Personalized circadian drugs could also be the future. The timing of our clocks varies by particular person, set by the solar, indoor lighting, genetic predisposition, our habits, our age, each other. Scientists are nonetheless scrambling to develop a fast and simple methodology for telling what section, or phases, your organs are in. But for now, absolute precision isn’t required to enhance the coordination and power of your organic rhythms. Circadian researchers typically recommend getting as a lot daylight as you’ll be able to throughout your day, particularly upon waking, dimming the lights earlier than sleep and making your bed room darkish. (Parking America on normal time, not daylight, would assist accomplish that.) Front-load your energy earlier in the day. Most of all, strive to maintain your schedule comparable throughout the week, together with weekends. “There’s room here to think about overall health optimization — improving mood, improving overall health,” Helen Burgess, a professor of psychiatry and co-director of the Sleep and Circadian Research Laboratory at the University of Michigan, advised me. “We’re all getting older. Many of us feel like we’re languishing,” she added. “What are the tiny little things I can do to feel better?”
Circadian drugs could improve our well-being, in different phrases, however most of us shouldn’t anticipate it to rework our lives anytime quickly. There are, although, exceptions to that rule whose uncommon circumstances could level towards broader functions later. As Hogenesch put it to me, “You learn from the edge cases.”

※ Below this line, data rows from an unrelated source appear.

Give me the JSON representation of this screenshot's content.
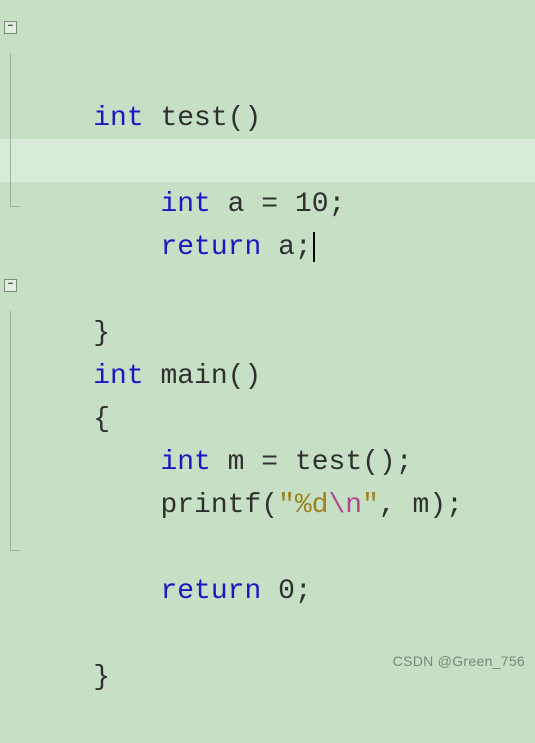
{
  "fold": {
    "collapsed_marker": "-"
  },
  "code": {
    "k_int": "int",
    "k_return": "return",
    "fn_test": "test",
    "fn_main": "main",
    "fn_printf": "printf",
    "var_a": "a",
    "var_m": "m",
    "val_10": "10",
    "val_0": "0",
    "str_open": "\"%d",
    "str_esc": "\\n",
    "str_close": "\"",
    "paren_open": "(",
    "paren_close": ")",
    "paren_close_semi": ");",
    "paren_empty": "()",
    "empty_semi": "();",
    "brace_open": "{",
    "brace_close": "}",
    "eq": " = ",
    "semi": ";",
    "comma_sp": ", "
  },
  "lines_plain": [
    "int test()",
    "{",
    "    int a = 10;",
    "    return a;",
    "}",
    "",
    "int main()",
    "{",
    "    int m = test();",
    "    printf(\"%d\\n\", m);",
    "",
    "    return 0;",
    "}"
  ],
  "watermark": "CSDN @Green_756"
}
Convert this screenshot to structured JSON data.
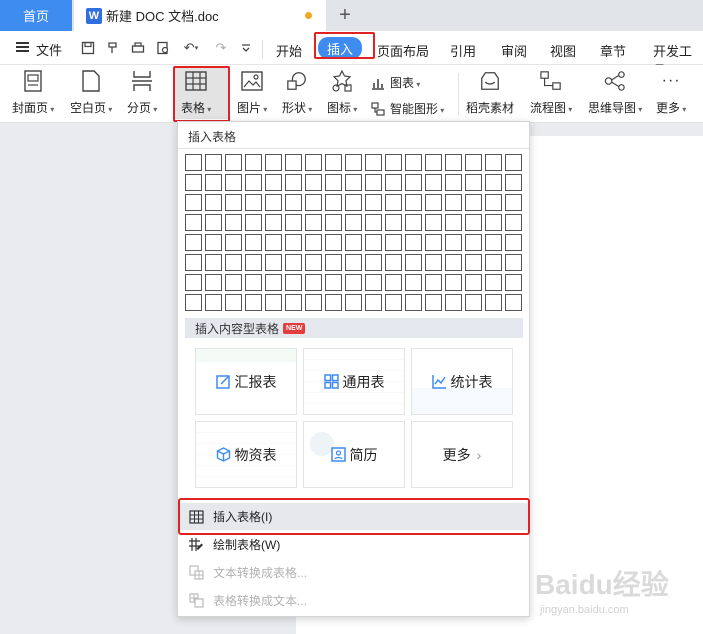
{
  "tabs": {
    "home": "首页",
    "doc": "新建 DOC 文档.doc",
    "doc_icon": "W",
    "add": "+"
  },
  "menu": {
    "file": "文件",
    "tabs": [
      "开始",
      "插入",
      "页面布局",
      "引用",
      "审阅",
      "视图",
      "章节",
      "开发工具"
    ],
    "active_tab": "插入"
  },
  "ribbon": {
    "cover": "封面页",
    "blank": "空白页",
    "pagebreak": "分页",
    "table": "表格",
    "picture": "图片",
    "shape": "形状",
    "icon": "图标",
    "chart": "图表",
    "smartart": "智能图形",
    "daoke": "稻壳素材",
    "flowchart": "流程图",
    "mindmap": "思维导图",
    "more": "更多"
  },
  "panel": {
    "title": "插入表格",
    "grid_cols": 17,
    "grid_rows": 8,
    "section_title": "插入内容型表格",
    "new_badge": "NEW",
    "cards": [
      "汇报表",
      "通用表",
      "统计表",
      "物资表",
      "简历",
      "更多"
    ],
    "items": [
      {
        "label": "插入表格(I)",
        "icon": "table-insert-icon",
        "disabled": false
      },
      {
        "label": "绘制表格(W)",
        "icon": "table-draw-icon",
        "disabled": false
      },
      {
        "label": "文本转换成表格...",
        "icon": "text-to-table-icon",
        "disabled": true
      },
      {
        "label": "表格转换成文本...",
        "icon": "table-to-text-icon",
        "disabled": true
      }
    ]
  },
  "watermark": {
    "brand": "Baidu经验",
    "url": "jingyan.baidu.com"
  },
  "colors": {
    "accent": "#3f8cf1",
    "highlight_box": "#e02222",
    "new_badge": "#e53c3c"
  }
}
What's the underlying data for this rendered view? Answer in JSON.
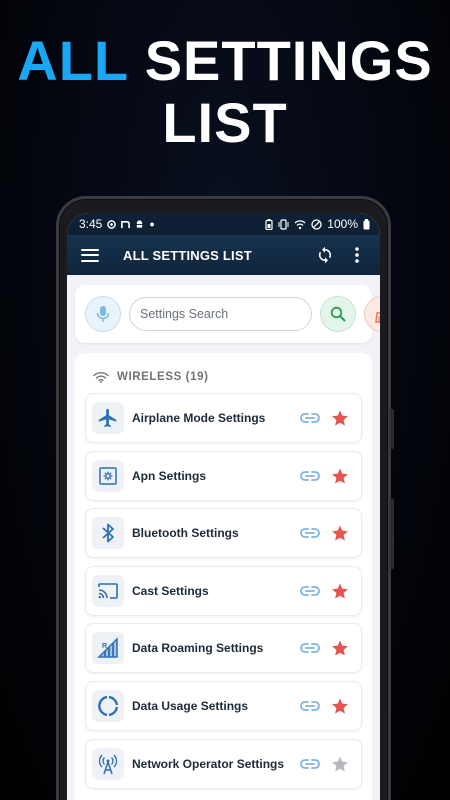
{
  "headline": {
    "line1_accent": "ALL",
    "line1_rest": "SETTINGS",
    "line2": "LIST"
  },
  "status_bar": {
    "time": "3:45",
    "battery": "100%"
  },
  "app_bar": {
    "title": "ALL SETTINGS LIST"
  },
  "search": {
    "placeholder": "Settings Search"
  },
  "section": {
    "label": "WIRELESS (19)",
    "icon": "wifi-icon"
  },
  "items": [
    {
      "label": "Airplane Mode Settings",
      "icon": "airplane-icon",
      "favorite": true
    },
    {
      "label": "Apn Settings",
      "icon": "apn-settings-icon",
      "favorite": true
    },
    {
      "label": "Bluetooth Settings",
      "icon": "bluetooth-icon",
      "favorite": true
    },
    {
      "label": "Cast Settings",
      "icon": "cast-icon",
      "favorite": true
    },
    {
      "label": "Data Roaming Settings",
      "icon": "signal-icon",
      "favorite": true
    },
    {
      "label": "Data Usage Settings",
      "icon": "data-usage-icon",
      "favorite": true
    },
    {
      "label": "Network Operator Settings",
      "icon": "antenna-icon",
      "favorite": false
    }
  ],
  "colors": {
    "accent": "#1aa7f5",
    "app_bar": "#0f253b",
    "icon_blue": "#2f6fb3",
    "star_active": "#e8524f",
    "star_inactive": "#b4b7bb",
    "link": "#7fb3df"
  }
}
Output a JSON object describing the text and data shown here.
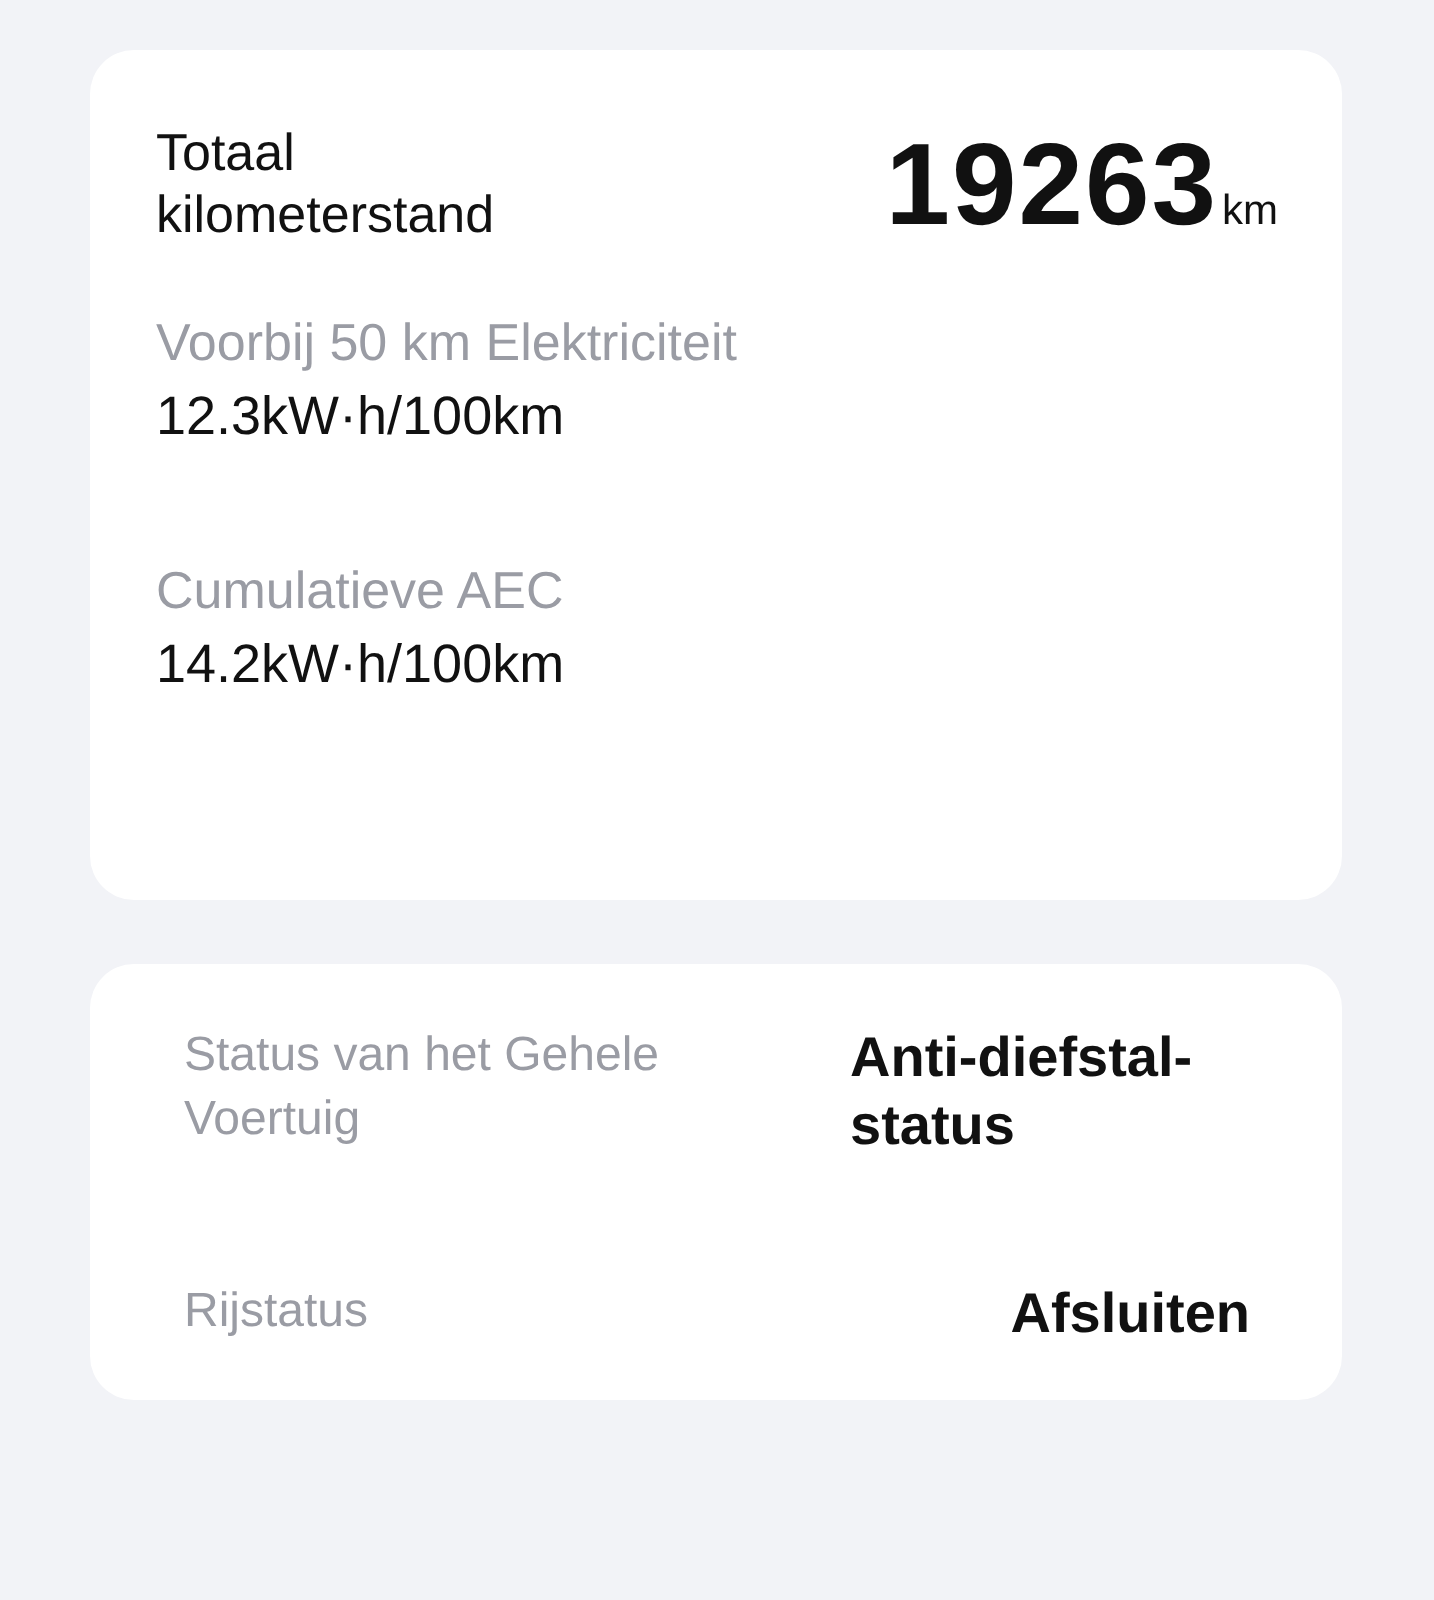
{
  "summary": {
    "odometer_label": "Totaal kilometerstand",
    "odometer_value": "19263",
    "odometer_unit": "km",
    "stats": [
      {
        "label": "Voorbij 50 km Elektriciteit",
        "value": "12.3kW·h/100km"
      },
      {
        "label": "Cumulatieve AEC",
        "value": "14.2kW·h/100km"
      }
    ]
  },
  "status": [
    {
      "label": "Status van het Gehele Voertuig",
      "value": "Anti-diefstal-status"
    },
    {
      "label": "Rijstatus",
      "value": "Afsluiten"
    }
  ]
}
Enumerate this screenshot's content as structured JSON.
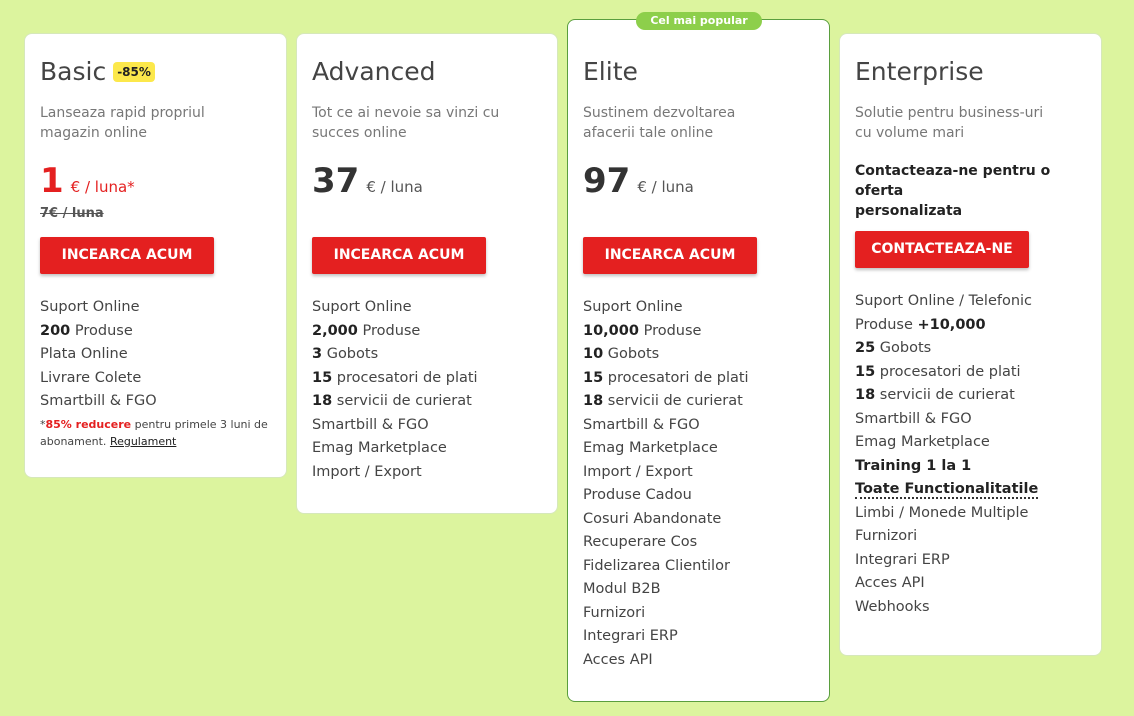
{
  "plans": [
    {
      "id": "basic",
      "title": "Basic",
      "badge": "-85%",
      "subtitle_line1": "Lanseaza rapid propriul",
      "subtitle_line2": "magazin online",
      "price": "1",
      "unit": "€ / luna*",
      "old_price": "7€ / luna",
      "cta": "INCEARCA ACUM",
      "features": [
        {
          "bold": "",
          "text": "Suport Online"
        },
        {
          "bold": "200",
          "text": " Produse"
        },
        {
          "bold": "",
          "text": "Plata Online"
        },
        {
          "bold": "",
          "text": "Livrare Colete"
        },
        {
          "bold": "",
          "text": "Smartbill & FGO"
        }
      ],
      "note": {
        "star": "*",
        "highlight": "85% reducere",
        "text": " pentru primele 3 luni de abonament. ",
        "link": "Regulament"
      }
    },
    {
      "id": "advanced",
      "title": "Advanced",
      "subtitle_line1": "Tot ce ai nevoie sa vinzi cu",
      "subtitle_line2": "succes online",
      "price": "37",
      "unit": "€ / luna",
      "cta": "INCEARCA ACUM",
      "features": [
        {
          "bold": "",
          "text": "Suport Online"
        },
        {
          "bold": "2,000",
          "text": " Produse"
        },
        {
          "bold": "3",
          "text": " Gobots"
        },
        {
          "bold": "15",
          "text": " procesatori de plati"
        },
        {
          "bold": "18",
          "text": " servicii de curierat"
        },
        {
          "bold": "",
          "text": "Smartbill & FGO"
        },
        {
          "bold": "",
          "text": "Emag Marketplace"
        },
        {
          "bold": "",
          "text": "Import / Export"
        }
      ]
    },
    {
      "id": "elite",
      "title": "Elite",
      "popular_label": "Cel mai popular",
      "subtitle_line1": "Sustinem dezvoltarea",
      "subtitle_line2": "afacerii tale online",
      "price": "97",
      "unit": "€ / luna",
      "cta": "INCEARCA ACUM",
      "features": [
        {
          "bold": "",
          "text": "Suport Online"
        },
        {
          "bold": "10,000",
          "text": " Produse"
        },
        {
          "bold": "10",
          "text": " Gobots"
        },
        {
          "bold": "15",
          "text": " procesatori de plati"
        },
        {
          "bold": "18",
          "text": " servicii de curierat"
        },
        {
          "bold": "",
          "text": "Smartbill & FGO"
        },
        {
          "bold": "",
          "text": "Emag Marketplace"
        },
        {
          "bold": "",
          "text": "Import / Export"
        },
        {
          "bold": "",
          "text": "Produse Cadou"
        },
        {
          "bold": "",
          "text": "Cosuri Abandonate"
        },
        {
          "bold": "",
          "text": "Recuperare Cos"
        },
        {
          "bold": "",
          "text": "Fidelizarea Clientilor"
        },
        {
          "bold": "",
          "text": "Modul B2B"
        },
        {
          "bold": "",
          "text": "Furnizori"
        },
        {
          "bold": "",
          "text": "Integrari ERP"
        },
        {
          "bold": "",
          "text": "Acces API"
        }
      ]
    },
    {
      "id": "enterprise",
      "title": "Enterprise",
      "subtitle_line1": "Solutie pentru business-uri",
      "subtitle_line2": "cu volume mari",
      "contact_line1": "Contacteaza-ne pentru o oferta",
      "contact_line2": "personalizata",
      "cta": "CONTACTEAZA-NE",
      "features": [
        {
          "bold": "",
          "text": "Suport Online / Telefonic"
        },
        {
          "bold": "",
          "text": "Produse ",
          "bold_after": "+10,000"
        },
        {
          "bold": "25",
          "text": " Gobots"
        },
        {
          "bold": "15",
          "text": " procesatori de plati"
        },
        {
          "bold": "18",
          "text": " servicii de curierat"
        },
        {
          "bold": "",
          "text": "Smartbill & FGO"
        },
        {
          "bold": "",
          "text": "Emag Marketplace"
        },
        {
          "bold": "Training 1 la 1",
          "text": ""
        },
        {
          "bold": "Toate Functionalitatile",
          "text": "",
          "dotted": true
        },
        {
          "bold": "",
          "text": "Limbi / Monede Multiple"
        },
        {
          "bold": "",
          "text": "Furnizori"
        },
        {
          "bold": "",
          "text": "Integrari ERP"
        },
        {
          "bold": "",
          "text": "Acces API"
        },
        {
          "bold": "",
          "text": "Webhooks"
        }
      ]
    }
  ],
  "colors": {
    "background": "#dcf49e",
    "cta": "#e42020",
    "popular": "#8dcf4b",
    "badge": "#fce84b",
    "elite_border": "#5a9e3e"
  }
}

Soon after he arrived at Cincinnati, a colleague in Boston forwarded him an e-mail from the mother and father of Jack Groseclose, an adolescent with Smith-Kingsmore syndrome, an exceedingly uncommon situation induced by a mutation in a single gene that brings about ache and seizures, developmental delays, autism and a disposition to self-harm. In their letter, Mike and Kristen Groseclose defined that Jack was taking a drug to flip off the gene. It had improved many of his signs, however his sleep had taken on a weird sample. For greater than every week, he wouldn’t sleep longer than an hour or two and as a substitute paced continuously. (A Fitbit his mother and father bought to observe his exercise showered them with congratulations.) Then, for seven to 10 days, he would sleep for 14 hours. “After 10 days of little to no sleep, his body starts to break down,” they wrote. “He becomes shaky and unsteady, breaks out with eczema.” Jack’s docs have been baffled. Hoping to generate a proof, the Grosecloses had included of their e-mail a bar graph of Jack’s sleep cycle and a photograph of him. “He was looking poorly,” Mike advised me. Kristen added, “We thought a visual aid might help.”